June 19 – National Recess at Work Day

Rich DiGirolamo, founder of Recess at Work, believes that to keep people engaged, loyal and productive, you need to create a work environment that is fun. But having fun at work and being a fun place to work are two very different things. Recess at Work is an opportunity to create team spirit, engage employees, increase morale, improve health and wellness, and share your fun side with your colleagues.

June 28 – Great American Backyard Campout

The Great American Backyard Campout is a part of the National Wildlife Federation’s efforts to help inspire Americans to protect wildlife, including a three-year campaign to get 10 million kids to spend regular outdoor time in nature. Thousands of people across the nation will gather in their backyards, neighborhoods, communities and parks to take part in this annual event that provides a fun-filled evening for all generations to get outside and connect with nature.

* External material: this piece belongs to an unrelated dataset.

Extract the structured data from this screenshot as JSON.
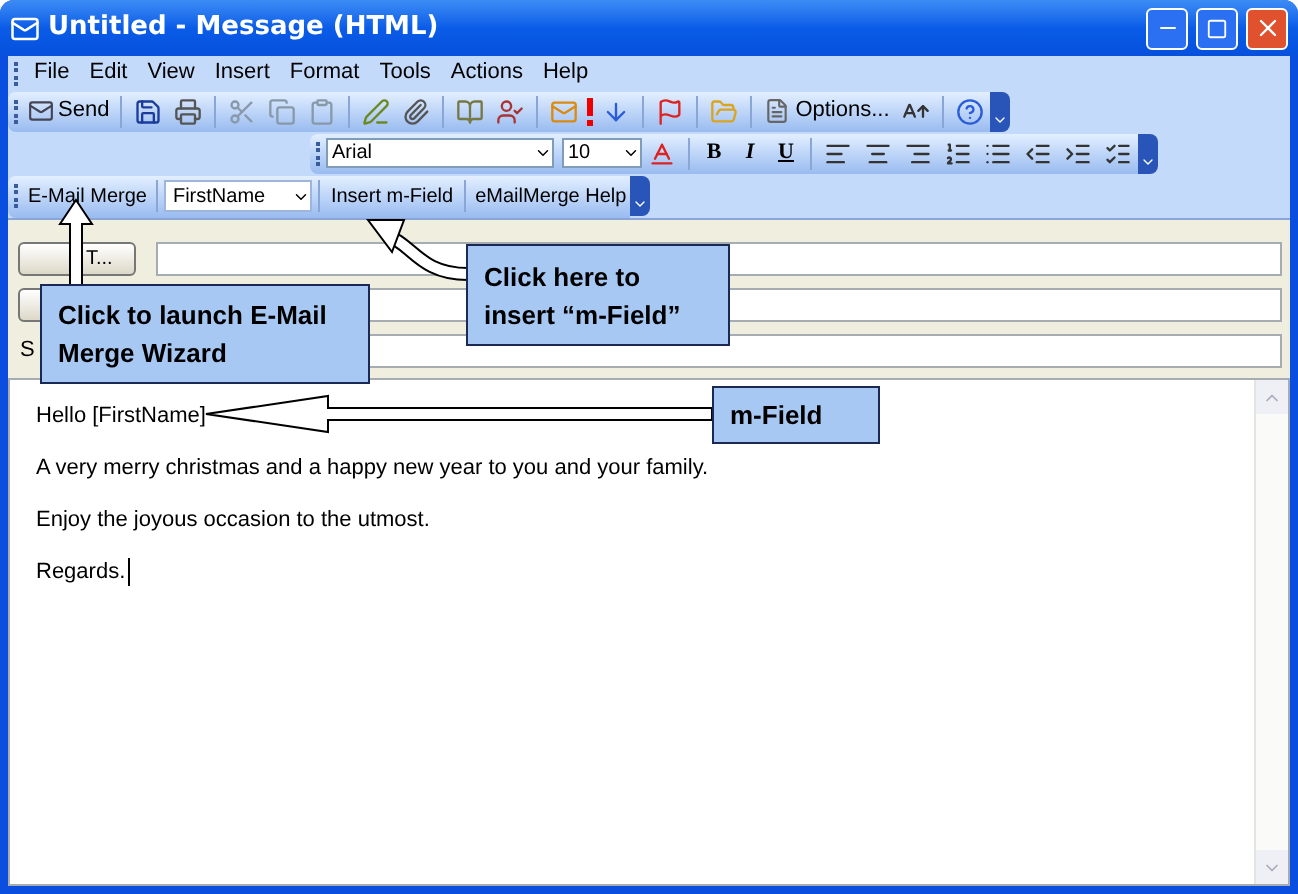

Topics: Healthy Living Well-Being In the News Exercise Workplace Well-Being Physical Health Health Emotional Health Community Daily Challenge Healthways Events Wellness Program

Dr. Dean Ornish on Sustaining Lifestyle Changes

Sandy Cummings

Dr. Dean Ornish has been a part of the Healthways family for not quite a year now. As he travels the world, discussing both the impact of positive lifestyle changes and the best ways to go about about making sure those changes can be sustained, I'm often struck by how consistent and powerful his messages are.

For example, in this HuffPost video, where he says, "Fear, shame and guilt are not sustainable."

Or in this Parade article, which leads off with his reassuring, "Your genes are not your fate."

And then, when comparing lifestyle change to traditional medical approaches: "These simple lifestyle changes work even better at a fraction of the cost, and the only side effects are good ones," which he shared recently in Everyday Health.

Dr. Ornish is at the forefront of a movement to change our nation's emphasis on "sick care" -- work so powerful, it's becoming the cornerstone of healthcare reform initiatives, as this article in USA Today describes.

Whether you're grappling with chronic disease or simply living a life that somehow feels like it's missing the mark, having a clear path to well-being improvement makes a big difference. I hope you'll spend a few minutes with Dr. Ornish via this coverage and start walking down that path.

Topics: Healthy Living Well-Being In the News Healthcare Health Community Prevention Wellness Healthways Chronic Disease Ornish Lifestyle Medicine